Sunday, April 23, 2017

3 hours of Gnawa music from 1966


Those of you with a taste for field recordings may enjoy perusing the online collection of CREM (Centre de Recherche en Ethnomusicologie), housing the audio archives of the CNRS and the Musée de l’Homme. Much of this vast audio archive of commercial and unpublished recordings is available for online listening.

I'm currently enjoying a remarkable collection of recordings made by one Mohammed Aït Youssef in Marrakech in 1966, featuring over 3 hours of Gnawa music:

http://archives.crem-cnrs.fr/archives/collections/CNRSMH_I_1968_021/

The online documentation does not indicate the name of the performer, but I believe it is the Gnawi Ahmed ben Lahcen.


He can be heard in some of Cafe Matich's YouTube uploads of recordings from Marrakech's Djemaa el Fna plaza:



It is certainly the same Gnawi that is heard in Gerard Kremer's recordings for Arion (released 1975):



Some of the recordings in the CNRS collection appear to have been made in the Djemaa el Fna plaza. Others, perhaps not - it's difficult to say. At any rate, it's a great collection of recordings - a lot of Ouled Bambara and Negsha songs, some with clapping, some with qarqaba, a few tracks of drumming and qarqaba-ing. (Almost no mluk trance songs, though.) There are also a few tracks of odds and ends. 08-03 features the bells of Djemaa el Fna water sellers. 07-01 is a drum and qarqaba song featuring the ismkhan (also known as âbid chleuh - Berber-speaking Gnawa who have a repertoire completely separate from that of the more well-known Arabophone Gnawa), and 07-02 is entitled "Solo de flûte Gnawa". The latter track sounds to me like an instance of the Soussi Berber style of âwad flute. Perhaps it's a Gnawi musician who doubles on flute - I've never heard of a discrete Gnawi flute tradition or repertoire, but the world is full of musical surprises, so perhaps I'm wrong!

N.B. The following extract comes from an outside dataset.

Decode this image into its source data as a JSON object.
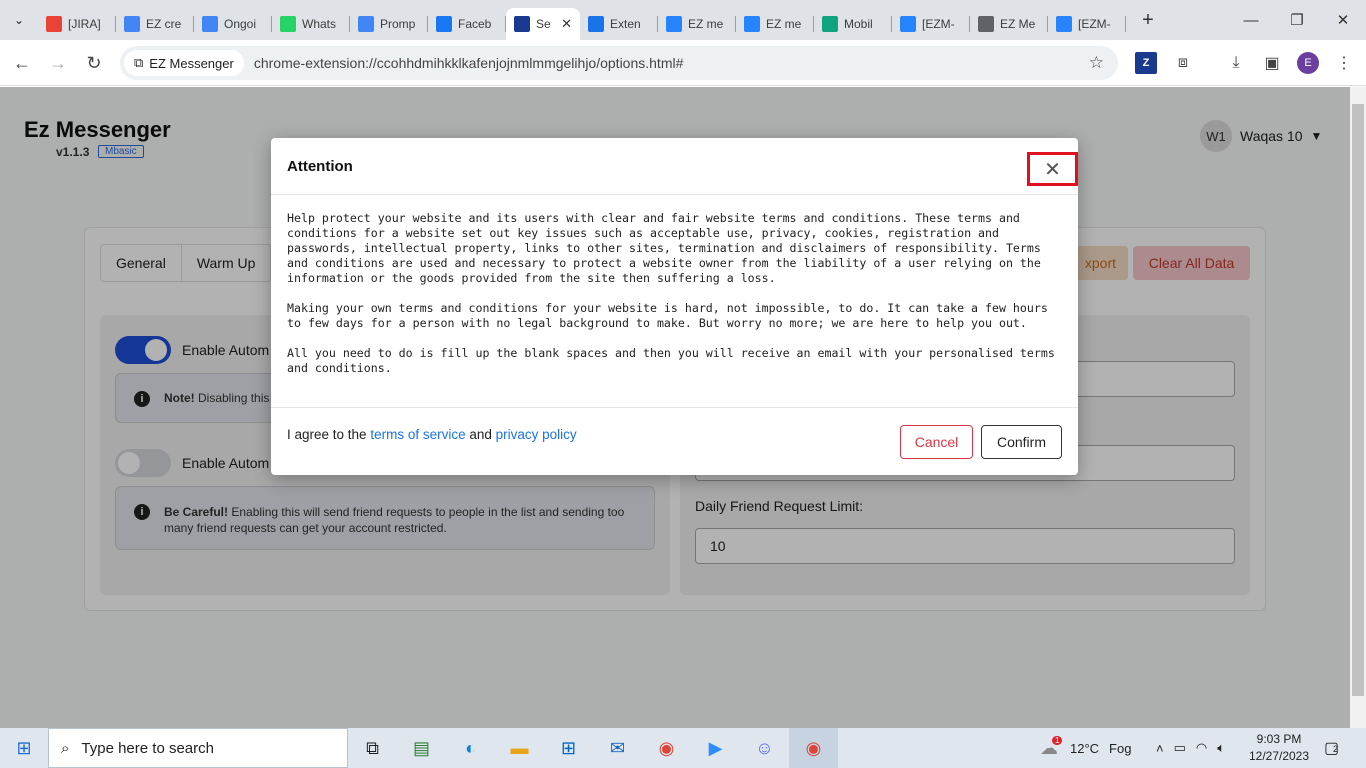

I couldn't find any information about the researcher Mohamed Ait Youssef, what sort of research he was doing, or how his recordings ended up in the CNRS archive. The archive contains other recordings of his dating from1965 and 1968. These recordings, also from Marrakech, feature several different genres (as well as a few more Gnawa tracks). Whatever his story may have been, it's wonderful that he left us such extensive recordings, and that CNRS has shared them online.

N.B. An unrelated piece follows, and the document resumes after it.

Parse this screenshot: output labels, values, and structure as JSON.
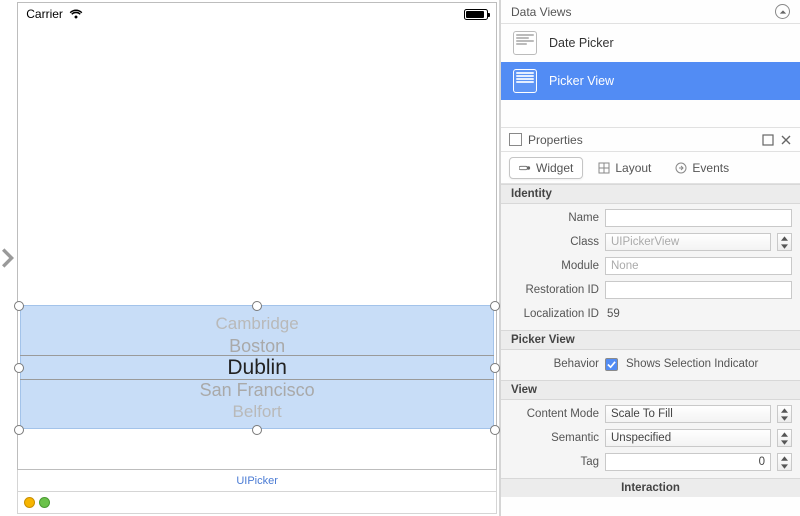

CNRS Collection: Maroc, Marrakech; Musique de confrérie. Enregistrements sonores inédits réalisés par Mohammed Aït Youssef au Maroc (Marrakech), en 1966: http://archives.crem-cnrs.fr/archives/collections/CNRSMH_I_1968_021/

No comments:

Post a Comment